=== Activity ===
Find all the lines in the entries below that hold the word "icon" and copy them.

(Element data from apps and pages)
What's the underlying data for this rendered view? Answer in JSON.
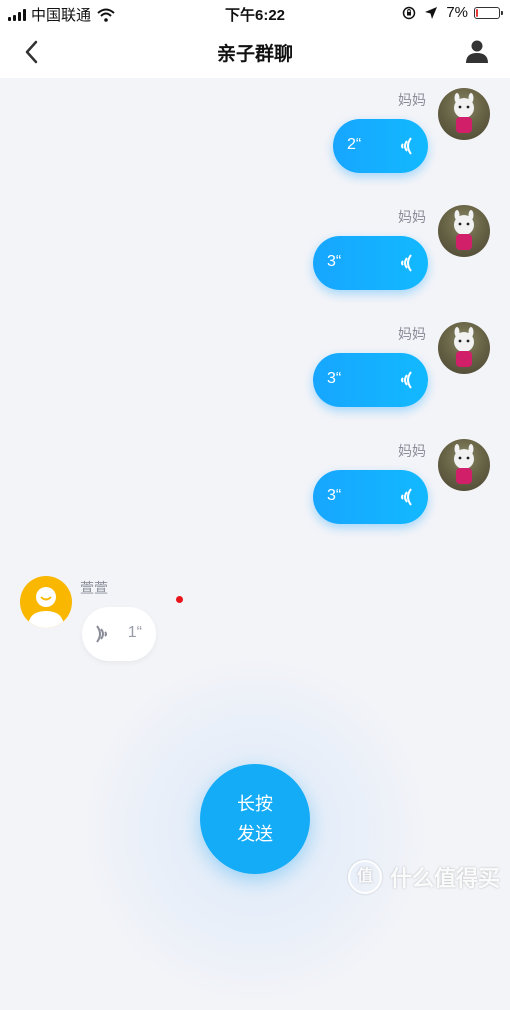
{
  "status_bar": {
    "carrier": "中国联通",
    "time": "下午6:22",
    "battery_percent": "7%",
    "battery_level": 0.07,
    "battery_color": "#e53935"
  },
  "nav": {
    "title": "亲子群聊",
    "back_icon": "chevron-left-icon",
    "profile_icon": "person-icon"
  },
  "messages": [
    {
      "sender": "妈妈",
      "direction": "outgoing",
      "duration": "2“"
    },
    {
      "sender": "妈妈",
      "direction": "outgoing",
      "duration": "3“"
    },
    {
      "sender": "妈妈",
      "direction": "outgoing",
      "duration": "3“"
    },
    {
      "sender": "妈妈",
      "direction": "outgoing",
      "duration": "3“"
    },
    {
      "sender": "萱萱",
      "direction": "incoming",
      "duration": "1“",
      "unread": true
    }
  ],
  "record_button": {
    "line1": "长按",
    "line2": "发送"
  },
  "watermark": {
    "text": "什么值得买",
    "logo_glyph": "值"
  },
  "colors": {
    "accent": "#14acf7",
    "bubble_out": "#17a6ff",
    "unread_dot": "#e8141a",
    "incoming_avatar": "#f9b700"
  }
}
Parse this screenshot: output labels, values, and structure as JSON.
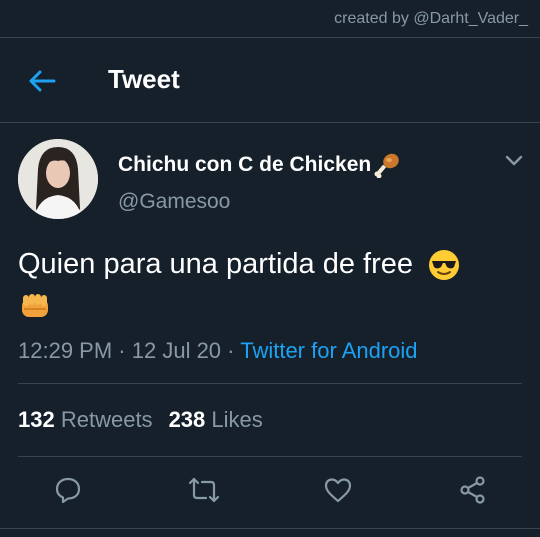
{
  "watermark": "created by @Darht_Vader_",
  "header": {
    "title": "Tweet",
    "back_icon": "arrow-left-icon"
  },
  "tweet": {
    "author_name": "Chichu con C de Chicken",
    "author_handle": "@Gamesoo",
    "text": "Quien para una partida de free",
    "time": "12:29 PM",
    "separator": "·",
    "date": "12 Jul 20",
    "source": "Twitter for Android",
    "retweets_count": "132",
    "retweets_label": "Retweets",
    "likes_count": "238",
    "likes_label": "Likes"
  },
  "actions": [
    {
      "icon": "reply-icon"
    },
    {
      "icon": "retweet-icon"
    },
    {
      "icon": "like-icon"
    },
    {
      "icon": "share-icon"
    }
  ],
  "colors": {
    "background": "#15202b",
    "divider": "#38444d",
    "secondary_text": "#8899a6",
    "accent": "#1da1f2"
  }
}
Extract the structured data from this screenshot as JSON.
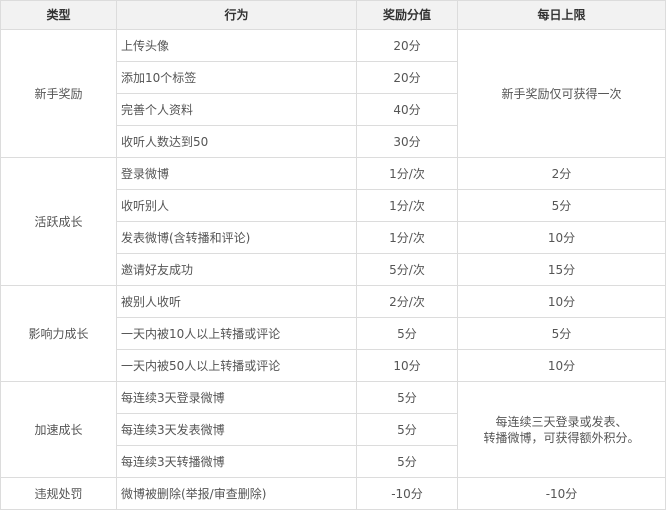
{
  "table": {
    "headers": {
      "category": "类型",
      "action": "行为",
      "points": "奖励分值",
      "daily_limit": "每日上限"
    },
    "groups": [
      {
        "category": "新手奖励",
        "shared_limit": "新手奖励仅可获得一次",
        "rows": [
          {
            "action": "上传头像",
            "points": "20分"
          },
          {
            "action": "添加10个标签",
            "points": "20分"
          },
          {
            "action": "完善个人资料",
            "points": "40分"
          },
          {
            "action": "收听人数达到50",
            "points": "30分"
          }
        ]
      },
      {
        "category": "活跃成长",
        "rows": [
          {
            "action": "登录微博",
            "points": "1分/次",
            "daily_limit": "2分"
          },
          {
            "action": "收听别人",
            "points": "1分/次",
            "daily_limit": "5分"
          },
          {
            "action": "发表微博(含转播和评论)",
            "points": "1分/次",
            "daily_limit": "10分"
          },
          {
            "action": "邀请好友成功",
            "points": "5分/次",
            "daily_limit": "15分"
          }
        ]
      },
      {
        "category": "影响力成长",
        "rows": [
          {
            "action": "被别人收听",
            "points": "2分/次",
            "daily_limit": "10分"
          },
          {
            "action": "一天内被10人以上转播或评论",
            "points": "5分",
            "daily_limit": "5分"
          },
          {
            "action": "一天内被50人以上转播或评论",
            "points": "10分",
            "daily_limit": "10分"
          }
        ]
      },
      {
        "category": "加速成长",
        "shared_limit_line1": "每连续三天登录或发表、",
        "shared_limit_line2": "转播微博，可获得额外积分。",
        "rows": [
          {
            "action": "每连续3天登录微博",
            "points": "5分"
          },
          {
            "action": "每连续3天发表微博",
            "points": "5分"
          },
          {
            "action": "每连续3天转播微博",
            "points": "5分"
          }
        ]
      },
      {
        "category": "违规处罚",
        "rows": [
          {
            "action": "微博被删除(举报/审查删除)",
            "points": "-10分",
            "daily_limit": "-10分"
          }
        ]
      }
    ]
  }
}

=== Your response ===
    "back_icon": "chevron-left-icon",
    "profile_icon": "person-icon"
    "back_icon": "arrow-left-icon"
      "icon": "reply-icon"
      "icon": "retweet-icon"
      "icon": "like-icon"
      "icon": "share-icon"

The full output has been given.